MORE than 150 years after Chepstow Rail Bridge was first opened to the public, local historian John Burrows marvels at the structure – built by one of Britain’s most important historical figures – and how it has been revived, at least temporarily, as a key landmark on the London to Wales route.

Designed and built by Isambard Kingdom Brunel, the bridge was first opened to the public in July 1852 as part of the engineer’s vision for a railway network between the capital and West Wales, opening up new trade links with the United States.

“Whilst a 166th anniversary of a bridge isn’t a standard anniversary, and London to Swansea trains are occasionally routed through Chepstow on Sundays and other days when the tunnel is closed, this year trains have been re-routed for the past several weeks via Chepstow”, Mr Burrows said.

“This coincides with the current electrification works and the 166th anniversary of the bridge built by the great engineer Brunel specifically for the London to Swansea route, and for Milford Haven and the world beyond.”

“This week is the anniversary of the first test of the bridge and Brunel’s visit.”

The bridge was opened to the public on July 19, 1852.

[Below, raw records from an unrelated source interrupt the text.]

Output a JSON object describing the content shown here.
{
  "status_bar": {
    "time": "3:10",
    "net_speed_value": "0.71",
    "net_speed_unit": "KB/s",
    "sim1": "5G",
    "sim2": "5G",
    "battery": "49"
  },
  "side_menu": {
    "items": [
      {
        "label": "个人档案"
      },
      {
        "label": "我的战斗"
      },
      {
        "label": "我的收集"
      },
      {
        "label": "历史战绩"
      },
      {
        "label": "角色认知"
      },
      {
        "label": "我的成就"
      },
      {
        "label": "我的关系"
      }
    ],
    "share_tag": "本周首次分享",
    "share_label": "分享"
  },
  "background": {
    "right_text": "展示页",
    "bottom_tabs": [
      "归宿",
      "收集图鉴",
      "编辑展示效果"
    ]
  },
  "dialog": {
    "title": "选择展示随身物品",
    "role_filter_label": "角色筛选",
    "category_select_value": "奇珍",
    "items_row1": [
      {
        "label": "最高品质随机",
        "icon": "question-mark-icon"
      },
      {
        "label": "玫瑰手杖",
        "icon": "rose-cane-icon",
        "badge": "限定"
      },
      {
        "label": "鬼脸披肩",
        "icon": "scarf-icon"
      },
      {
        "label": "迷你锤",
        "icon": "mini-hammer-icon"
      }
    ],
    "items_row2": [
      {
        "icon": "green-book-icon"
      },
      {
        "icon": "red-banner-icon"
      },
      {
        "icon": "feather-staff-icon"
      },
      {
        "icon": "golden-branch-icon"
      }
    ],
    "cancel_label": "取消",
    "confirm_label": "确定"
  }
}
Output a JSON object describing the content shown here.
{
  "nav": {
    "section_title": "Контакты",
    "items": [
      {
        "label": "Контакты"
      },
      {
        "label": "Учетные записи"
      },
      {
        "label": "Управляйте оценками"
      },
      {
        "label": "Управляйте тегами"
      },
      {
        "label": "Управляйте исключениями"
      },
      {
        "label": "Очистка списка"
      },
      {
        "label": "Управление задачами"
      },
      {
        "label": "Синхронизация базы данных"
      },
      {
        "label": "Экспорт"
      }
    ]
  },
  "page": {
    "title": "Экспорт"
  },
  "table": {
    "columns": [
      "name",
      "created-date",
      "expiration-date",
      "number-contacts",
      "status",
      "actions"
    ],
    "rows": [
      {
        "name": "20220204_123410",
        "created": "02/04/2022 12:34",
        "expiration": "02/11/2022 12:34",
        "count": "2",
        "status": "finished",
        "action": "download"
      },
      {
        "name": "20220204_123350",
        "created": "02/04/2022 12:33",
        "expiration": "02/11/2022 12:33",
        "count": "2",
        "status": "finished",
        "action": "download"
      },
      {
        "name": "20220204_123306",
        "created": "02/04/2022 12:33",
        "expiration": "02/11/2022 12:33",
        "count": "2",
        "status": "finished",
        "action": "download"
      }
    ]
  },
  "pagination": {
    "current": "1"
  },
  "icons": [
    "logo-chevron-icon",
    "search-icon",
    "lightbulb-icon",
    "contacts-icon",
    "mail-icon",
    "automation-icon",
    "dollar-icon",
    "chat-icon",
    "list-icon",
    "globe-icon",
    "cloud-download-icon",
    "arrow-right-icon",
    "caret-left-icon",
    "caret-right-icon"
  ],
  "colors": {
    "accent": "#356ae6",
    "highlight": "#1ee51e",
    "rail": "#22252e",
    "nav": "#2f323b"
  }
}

Congestion and rail network issues may seem like modern problems, but Brunel’s bridge was a godsend to travellers passing through Chepstow who, until 1852, had to get out at Chepstow East and cross the 1816 cast iron bridge to get on a new train at Chepstow West station, Mr Burrows explained.